We then came to a level crossing that was closed. Not a big deal and although we expected to see a train, before that happened a guard came out of his hut and let us through …and then it all got emotional…The road abruptly ended and became a sand track going into a forest, which we started to cycle on but it became quite difficult. We felt a few mozzies and stopped to put on some heavy duty repellent. And then it happened…every bloody mozzie in Poland descended on us like a swarm of locusts. It was absolutely awful. When we are cycling we aren’t too aware of them, but this was horrendous. It’s the first time on the trip since Bairbre left us in Holland that I really wanted to cry (I did when she left!), but I had to pull it together and get out of there.

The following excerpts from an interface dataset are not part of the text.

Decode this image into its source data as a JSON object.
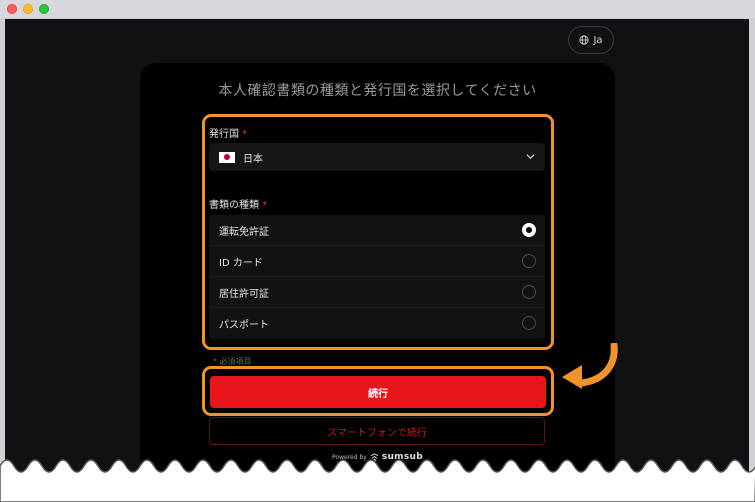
{
  "language": {
    "label": "Ja"
  },
  "card": {
    "title": "本人確認書類の種類と発行国を選択してください"
  },
  "country": {
    "label": "発行国",
    "required_mark": "*",
    "selected": "日本"
  },
  "document_type": {
    "label": "書類の種類",
    "required_mark": "*",
    "options": [
      {
        "label": "運転免許証",
        "checked": true
      },
      {
        "label": "ID カード",
        "checked": false
      },
      {
        "label": "居住許可証",
        "checked": false
      },
      {
        "label": "パスポート",
        "checked": false
      }
    ]
  },
  "required_note": "* 必須項目",
  "buttons": {
    "continue": "続行",
    "continue_on_phone": "スマートフォンで続行"
  },
  "footer": {
    "powered_by": "Powered by",
    "brand": "sumsub"
  },
  "colors": {
    "accent_red": "#e8151a",
    "highlight_orange": "#f0932b",
    "flag_red": "#bc002d"
  }
}
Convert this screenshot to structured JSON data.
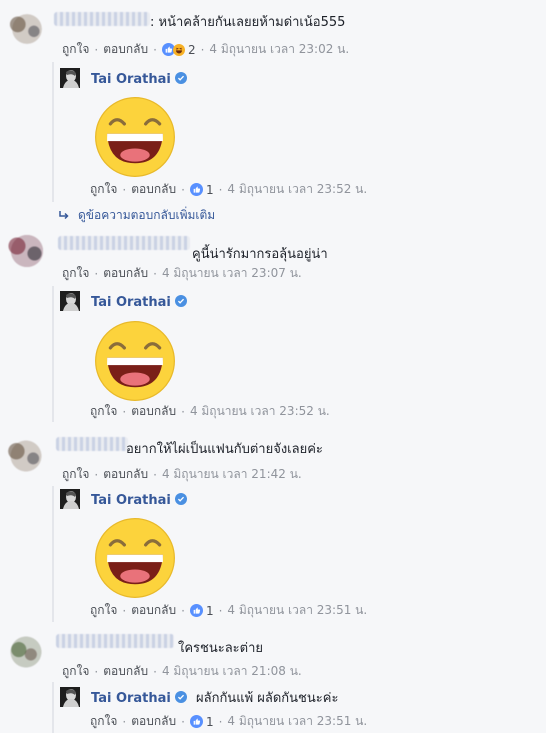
{
  "meta_actions": {
    "like": "ถูกใจ",
    "reply": "ตอบกลับ",
    "dot": "·"
  },
  "colors": {
    "link": "#365899",
    "meta": "#90949c",
    "like_blue": "#5890ff",
    "sticker_yellow": "#fcd33c"
  },
  "comments": [
    {
      "text": ": หน้าคล้ายกันเลยยห้ามด่าเน้อ555",
      "reaction_count": "2",
      "time": "4 มิถุนายน เวลา 23:02 น.",
      "reply": {
        "name": "Tai Orathai",
        "text": "",
        "reaction_count": "1",
        "time": "4 มิถุนายน เวลา 23:52 น."
      },
      "more_replies": "ดูข้อความตอบกลับเพิ่มเติม"
    },
    {
      "text": "คูนี้น่ารักมากรอลุ้นอยู่น่า",
      "time": "4 มิถุนายน เวลา 23:07 น.",
      "reply": {
        "name": "Tai Orathai",
        "text": "",
        "time": "4 มิถุนายน เวลา 23:52 น."
      }
    },
    {
      "text": "อยากให้ไผ่เป็นแฟนกับต่ายจังเลยค่ะ",
      "time": "4 มิถุนายน เวลา 21:42 น.",
      "reply": {
        "name": "Tai Orathai",
        "text": "",
        "reaction_count": "1",
        "time": "4 มิถุนายน เวลา 23:51 น."
      }
    },
    {
      "text": "ใครชนะละต่าย",
      "time": "4 มิถุนายน เวลา 21:08 น.",
      "reply": {
        "name": "Tai Orathai",
        "text": "ผลักกันแพ้ ผลัดกันชนะค่ะ",
        "reaction_count": "1",
        "time": "4 มิถุนายน เวลา 23:51 น."
      }
    }
  ]
}
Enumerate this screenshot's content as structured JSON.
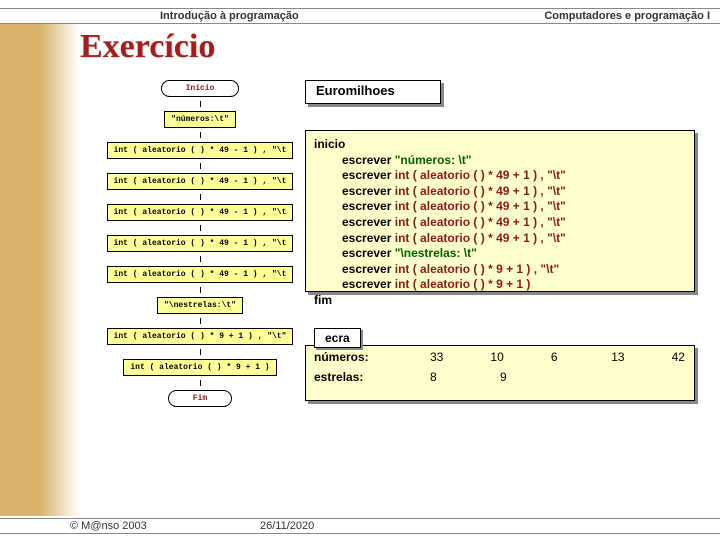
{
  "header": {
    "left": "Introdução à programação",
    "right": "Computadores e programação I"
  },
  "title": "Exercício",
  "flowchart": {
    "start": "Início",
    "s1": "\"números:\\t\"",
    "s2": "int ( aleatorio ( ) * 49 - 1 ) , \"\\t",
    "s3": "int ( aleatorio ( ) * 49 - 1 ) , \"\\t",
    "s4": "int ( aleatorio ( ) * 49 - 1 ) , \"\\t",
    "s5": "int ( aleatorio ( ) * 49 - 1 ) , \"\\t",
    "s6": "int ( aleatorio ( ) * 49 - 1 ) , \"\\t",
    "s7": "\"\\nestrelas:\\t\"",
    "s8": "int ( aleatorio ( ) * 9 + 1 ) , \"\\t\"",
    "s9": "int ( aleatorio ( ) * 9 + 1 )",
    "end": "Fim"
  },
  "code": {
    "panelTitle": "Euromilhoes",
    "kw_inicio": "inicio",
    "kw_fim": "fim",
    "lines": [
      {
        "cmd": "escrever",
        "text": "\"números: \\t\""
      },
      {
        "cmd": "escrever",
        "call": "int ( aleatorio ( ) * 49 + 1 ) , \"\\t\""
      },
      {
        "cmd": "escrever",
        "call": "int ( aleatorio ( ) * 49 + 1 ) , \"\\t\""
      },
      {
        "cmd": "escrever",
        "call": "int ( aleatorio ( ) * 49 + 1 ) , \"\\t\""
      },
      {
        "cmd": "escrever",
        "call": "int ( aleatorio ( ) * 49 + 1 ) , \"\\t\""
      },
      {
        "cmd": "escrever",
        "call": "int ( aleatorio ( ) * 49 + 1 ) , \"\\t\""
      },
      {
        "cmd": "escrever",
        "text": "\"\\nestrelas: \\t\""
      },
      {
        "cmd": "escrever",
        "call": "int ( aleatorio ( ) * 9 + 1 ) , \"\\t\""
      },
      {
        "cmd": "escrever",
        "call": "int ( aleatorio ( ) * 9 + 1 )"
      }
    ]
  },
  "output": {
    "panelTitle": "ecra",
    "row1": {
      "label": "números:",
      "v1": "33",
      "v2": "10",
      "v3": "6",
      "v4": "13",
      "v5": "42"
    },
    "row2": {
      "label": "estrelas:",
      "v1": "8",
      "v2": "9"
    }
  },
  "footer": {
    "left": "© M@nso 2003",
    "center": "26/11/2020"
  }
}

We got on our bikes to cycle off but the sand was deep and Nigel took a tumble so we decided it was quicker to walk. This meant pushing our bikes through deep soft sand for about 1.5kms, while the little feckers devoured us relentlessly. Thankfully when we made it back on to harder ground we could cycle again and make our way out of the forest to a relatively mozzie-free zone. It made us wary of wild camping spots for the next while but a nice diversion was coming across a farmer taking home the hay in his horse and cart – you don’t see that very often – and his little dog running alongside him.
After reaching the 110km mark for the day we found a home for the night and set up camp.
Just about to get into the tent for and a couple of dodgy looking guys on motorbikes stopped a few metres away from the hedge beside our tent. Hoping they wouldn’t see us we kept quiet, but Sod’s law they saw us and then decided to ride past us for a better look. They said something, which we obviously couldn’t understand, and then drove off, but it unnerved us slightly wondering if they would come back at any stage. Am happy to say our fears were unfounded and we had an undisturbed night.
A few things aside from the journey details to note:
- We now carry much less food with us than we have done in Scandinavia as we know we can get to a shop here quite easily. Plus the heat was making it hard to keep…sweaty cheese and salami was not an appealing lunch! Saying that after our super lunch find in Paslek we haven’t found another cafe like it, so we still have to carry so,e food so that we don’t get caught out.
- A few people have asked, how we manage the cash in different currencies. We have a Caxton FX card which works like a bank card but doesn’t charge transaction costs. We each have a card, linked to one account and we can upload funds from either of our bank accounts and the funds appear almost immediately. We can then withdraw cash from any ATM anywhere, without a transaction cost fee. We also have a Post Office credit card which doesn’t charge for non sterling transactions.
- Non-exercised muscles. There is a common complaint among cyclists that you can develop a weakness in your hands from having them in a single position for a long period of time. Bizarrely both of us are suffering this on one hand only….mine is my right hand and Nigel’s is his left hand. Things like opening bottles or knots can be a challenge, especially at the end of a day. So we bought this hand-exerciser to see if this helps us. We will keep you updated on that!